Bonnie Burn is now mostly an office park. At some point a gym went up in the area, but now it also has that hotel. I suspect it was built to serve primarily the interests of visitors to that office park and the neighboring office parks. There’s really nothing else immediately close by. When you’re a hospital dedicated to helping cure severe and contagious lung ailments, it is unwise to be located in a heavily populated area. So maybe the hotel was put there to meet low expectations. That’s admirable. Not everything has to be epic. But History has other plans sometimes, and now that Bedminster has an auxiliary White House, my dad notifies me of New York Times reports bearing the dateline BERKELEY HEIGHTS, NEW JERSEY. That’s great. I’m glad. I hope they enjoy their stay.

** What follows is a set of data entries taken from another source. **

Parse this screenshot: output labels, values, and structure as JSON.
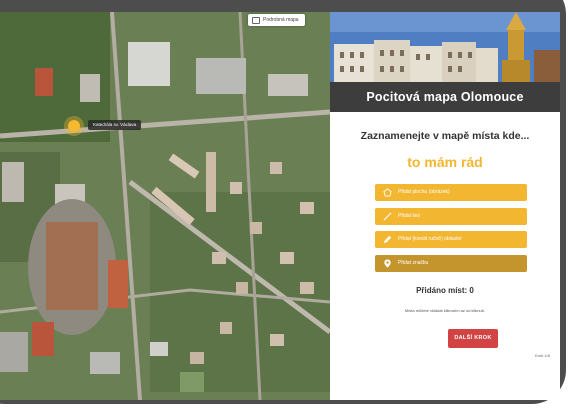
{
  "map": {
    "layer_toggle_label": "Podrobná mapa",
    "layer_toggle_icon": "layers-icon",
    "marker_label": "Katedrála sv. Václava"
  },
  "panel": {
    "title": "Pocitová mapa Olomouce",
    "heading": "Zaznamenejte v mapě místa kde...",
    "subheading": "to mám rád",
    "actions": [
      {
        "label": "Přidat plochu (obrázek)",
        "icon": "pentagon-icon"
      },
      {
        "label": "Přidat linii",
        "icon": "line-icon"
      },
      {
        "label": "Přidat (kreslit ručně) oblastní",
        "icon": "pencil-icon"
      },
      {
        "label": "Přidat značku",
        "icon": "map-marker-icon"
      }
    ],
    "added_count_label": "Přidáno míst: 0",
    "hint": "Místa můžete vkládat kliknutím až od kliknutí.",
    "next_button_label": "DALŠÍ KROK",
    "step_label": "Krok 1/8"
  },
  "colors": {
    "accent_yellow": "#f2b630",
    "active_action": "#c4952d",
    "next_button": "#d24343",
    "title_bar": "#3d3d3d"
  }
}
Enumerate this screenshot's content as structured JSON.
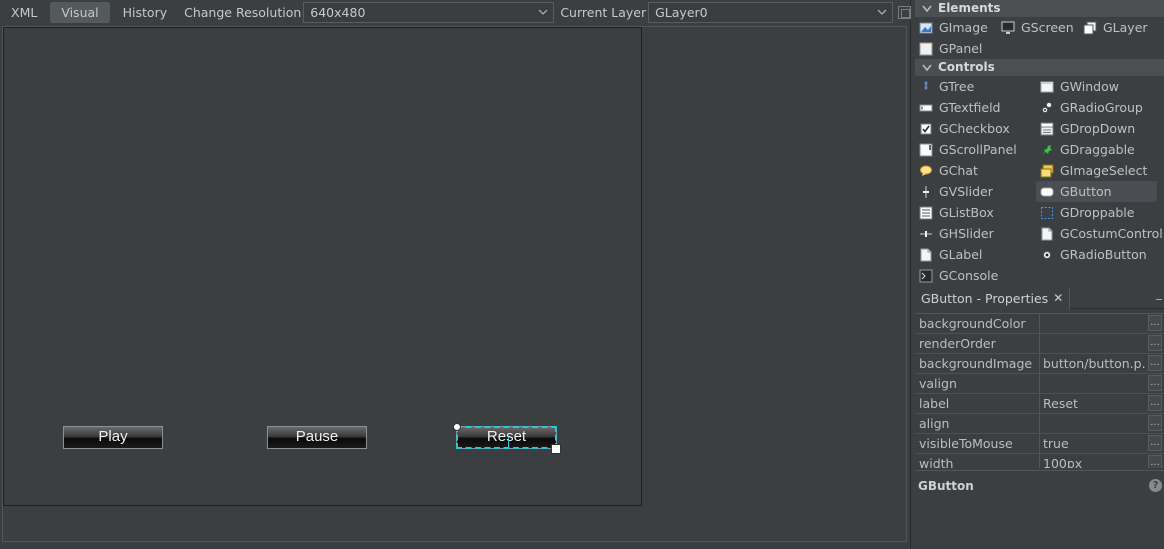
{
  "toolbar": {
    "tabs": [
      "XML",
      "Visual",
      "History"
    ],
    "active_tab": "Visual",
    "resolution_label": "Change Resolution",
    "resolution_value": "640x480",
    "layer_label": "Current Layer",
    "layer_value": "GLayer0"
  },
  "stage": {
    "buttons": {
      "play": "Play",
      "pause": "Pause",
      "reset": "Reset"
    },
    "selection_color": "#2cc7d6"
  },
  "palette": {
    "elements": {
      "title": "Elements",
      "items": [
        {
          "label": "GImage",
          "icon": "image-icon"
        },
        {
          "label": "GScreen",
          "icon": "screen-icon"
        },
        {
          "label": "GLayer",
          "icon": "layer-icon"
        },
        {
          "label": "GPanel",
          "icon": "panel-icon"
        }
      ]
    },
    "controls": {
      "title": "Controls",
      "items": [
        {
          "label": "GTree",
          "icon": "tree-icon"
        },
        {
          "label": "GWindow",
          "icon": "window-icon"
        },
        {
          "label": "GTextfield",
          "icon": "textfield-icon"
        },
        {
          "label": "GRadioGroup",
          "icon": "radiogroup-icon"
        },
        {
          "label": "GCheckbox",
          "icon": "checkbox-icon"
        },
        {
          "label": "GDropDown",
          "icon": "dropdown-icon"
        },
        {
          "label": "GScrollPanel",
          "icon": "scrollpanel-icon"
        },
        {
          "label": "GDraggable",
          "icon": "draggable-icon"
        },
        {
          "label": "GChat",
          "icon": "chat-icon"
        },
        {
          "label": "GImageSelect",
          "icon": "imageselect-icon"
        },
        {
          "label": "GVSlider",
          "icon": "vslider-icon"
        },
        {
          "label": "GButton",
          "icon": "button-icon"
        },
        {
          "label": "GListBox",
          "icon": "listbox-icon"
        },
        {
          "label": "GDroppable",
          "icon": "droppable-icon"
        },
        {
          "label": "GHSlider",
          "icon": "hslider-icon"
        },
        {
          "label": "GCostumControl",
          "icon": "customcontrol-icon"
        },
        {
          "label": "GLabel",
          "icon": "label-icon"
        },
        {
          "label": "GRadioButton",
          "icon": "radiobutton-icon"
        },
        {
          "label": "GConsole",
          "icon": "console-icon"
        }
      ],
      "selected": "GButton"
    }
  },
  "properties": {
    "tab_title": "GButton - Properties",
    "close_glyph": "✕",
    "rows": [
      {
        "key": "backgroundColor",
        "value": ""
      },
      {
        "key": "renderOrder",
        "value": ""
      },
      {
        "key": "backgroundImage",
        "value": "button/button.p..."
      },
      {
        "key": "valign",
        "value": ""
      },
      {
        "key": "label",
        "value": "Reset"
      },
      {
        "key": "align",
        "value": ""
      },
      {
        "key": "visibleToMouse",
        "value": "true"
      },
      {
        "key": "width",
        "value": "100px"
      }
    ],
    "dots": "...",
    "description_title": "GButton",
    "help_glyph": "?"
  }
}
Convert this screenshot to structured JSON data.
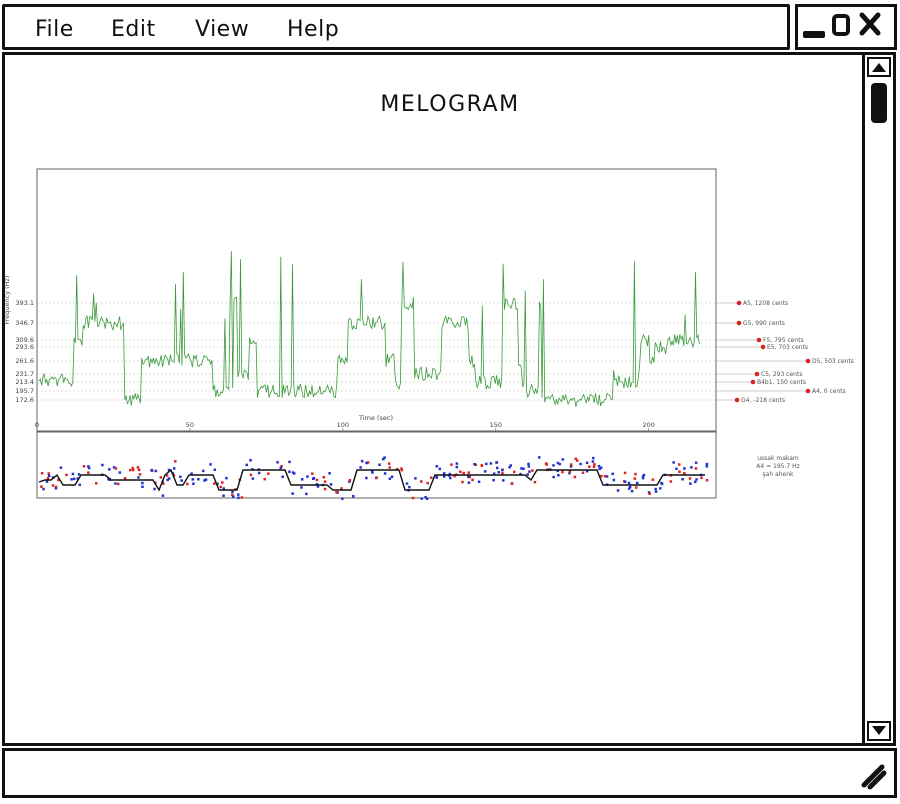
{
  "menu": {
    "items": [
      {
        "label": "File"
      },
      {
        "label": "Edit"
      },
      {
        "label": "View"
      },
      {
        "label": "Help"
      }
    ]
  },
  "window_controls": {
    "icons": [
      "minimize-icon",
      "maximize-icon",
      "close-icon"
    ]
  },
  "page": {
    "title": "MELOGRAM"
  },
  "scrollbar": {
    "up_icon": "arrow-up-icon",
    "down_icon": "arrow-down-icon"
  },
  "statusbar": {
    "resize_icon": "resize-grip-icon"
  },
  "chart_data": {
    "type": "line",
    "title": "",
    "xlabel": "Time (sec)",
    "ylabel": "Frequency (Hz)",
    "xlim": [
      0,
      222
    ],
    "x_ticks": [
      "0",
      "50",
      "100",
      "150",
      "200"
    ],
    "y_ticks": [
      "393.1",
      "346.7",
      "309.6",
      "293.6",
      "261.6",
      "231.7",
      "213.4",
      "195.7",
      "172.6"
    ],
    "note_labels": [
      {
        "freq": 393.1,
        "label": "A5, 1208 cents"
      },
      {
        "freq": 346.7,
        "label": "G5, 990 cents"
      },
      {
        "freq": 309.6,
        "label": "F5, 795 cents"
      },
      {
        "freq": 293.6,
        "label": "E5, 703 cents"
      },
      {
        "freq": 261.6,
        "label": "D5, 503 cents"
      },
      {
        "freq": 231.7,
        "label": "C5, 293 cents"
      },
      {
        "freq": 213.4,
        "label": "B4b1, 150 cents"
      },
      {
        "freq": 195.7,
        "label": "A4, 0 cents"
      },
      {
        "freq": 172.6,
        "label": "G4, -218 cents"
      }
    ],
    "series": [
      {
        "color": "#3a9a3a"
      }
    ],
    "lower_panel": {
      "path_color": "#111111",
      "dot_colors": [
        "#2233cc",
        "#dd2222"
      ]
    },
    "annotation": [
      "ussak makam",
      "A4 = 195.7 Hz",
      "şah ahenk"
    ],
    "grid": true
  }
}
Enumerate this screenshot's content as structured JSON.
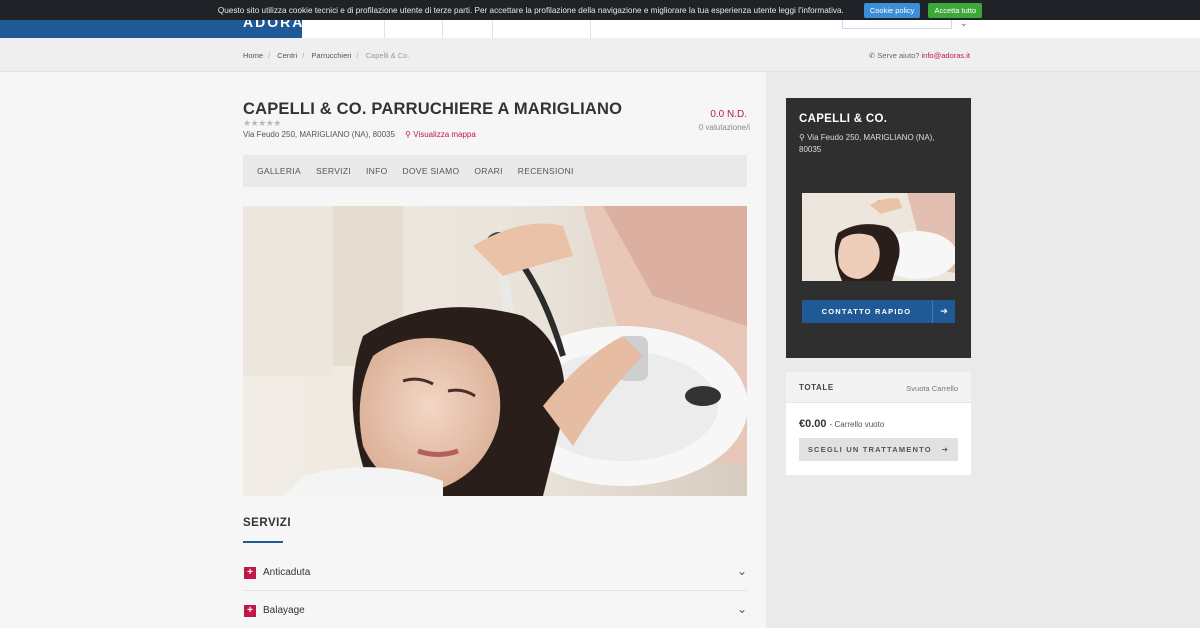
{
  "cookie": {
    "text": "Questo sito utilizza cookie tecnici e di profilazione utente di terze parti. Per accettare la profilazione della navigazione e migliorare la tua esperienza utente leggi l'informativa.",
    "policy_label": "Cookie policy",
    "accept_label": "Accetta tutto"
  },
  "header": {
    "logo": "ADORAS"
  },
  "breadcrumb": {
    "items": [
      "Home",
      "Centri",
      "Parrucchieri"
    ],
    "current": "Capelli & Co."
  },
  "help": {
    "label": "Serve aiuto?",
    "email": "info@adoras.it"
  },
  "salon": {
    "title": "CAPELLI & CO. PARRUCHIERE A MARIGLIANO",
    "stars": "★★★★★",
    "address": "Via Feudo 250, MARIGLIANO (NA), 80035",
    "map_link": "Visualizza mappa",
    "rating": "0.0 N.D.",
    "rating_count": "0 valutazione/i"
  },
  "tabs": [
    "GALLERIA",
    "SERVIZI",
    "INFO",
    "DOVE SIAMO",
    "ORARI",
    "RECENSIONI"
  ],
  "services": {
    "heading": "SERVIZI",
    "items": [
      "Anticaduta",
      "Balayage"
    ]
  },
  "sidebar": {
    "title": "CAPELLI & CO.",
    "address": "Via Feudo 250, MARIGLIANO (NA), 80035",
    "quick_contact": "CONTATTO RAPIDO"
  },
  "cart": {
    "total_label": "TOTALE",
    "empty_label": "Svuota Carrello",
    "price": "€0.00",
    "price_note": "- Carrello vuoto",
    "choose_label": "SCEGLI UN TRATTAMENTO"
  },
  "colors": {
    "brand_blue": "#1f5a96",
    "accent": "#c1184a",
    "dark_card": "#2f2f2f"
  }
}
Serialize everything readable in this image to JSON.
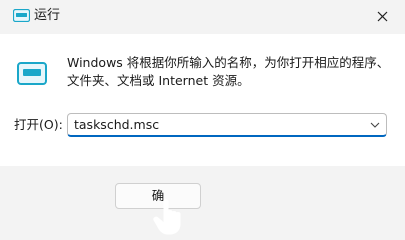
{
  "window": {
    "title": "运行",
    "close_icon": "close-icon",
    "app_icon": "run-icon"
  },
  "dialog": {
    "description": "Windows 将根据你所输入的名称，为你打开相应的程序、文件夹、文档或 Internet 资源。",
    "open_label": "打开(O):",
    "open_value": "taskschd.msc",
    "ok_label": "确"
  },
  "colors": {
    "accent": "#0067c0",
    "icon_blue": "#1aa7c9"
  }
}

Bonnie Burn had stiff competition in its new urban exploration/ruins porn market. There used to be two other complexes in the immediate area. Greystone was in Morris Plains until it was finally demolished three years ago. Overbrook’s ruins still stand in some form or another in Cedar Grove. Like Bonnie Burn, they collapsed in the late 20th century under the wave of progress, but Greystone and Overbrook were psychiatric hospitals. Bonnie Burn commanded low prestige, perhaps the lowest. Explorers can often separate themselves from psychiatric wards. Though tuberculosis is less common today, the condition is less discriminating. Bonnie Burn got maybe one mention in Weird New Jersey, and few with whom I talk about it, friend or family, really remember it. There is one legend, however, that Woody Guthrie was a patient there and that Bob Dylan once paid him a visit, but I have not verified these details. New Jerseyans are honest at heart, but few sane people ever take them at their word.

The new Runnells is about a mile north of its old land. Though it is more or less on the same hilly green patch. It is much smaller and has recently been subject to layoffs. I’ve been there a few times because that is where I vote. The earliest time I was there, though, was when I was a teenager. I went to see about volunteering, which my mom insisted I undertake out of contrition for a disciplinary lapse. I was very candid about my situation to the official with whom I interviewed about volunteering because I did not know how to frame the situation otherwise. Much to the puzzlement of all involved, she still gave me a blue volunteer smock and a name tag. I never showed up and if I can be candid once more, I’m not terribly curious about what would have gone differently in life if I had.

The food at the restaurant is probably fine.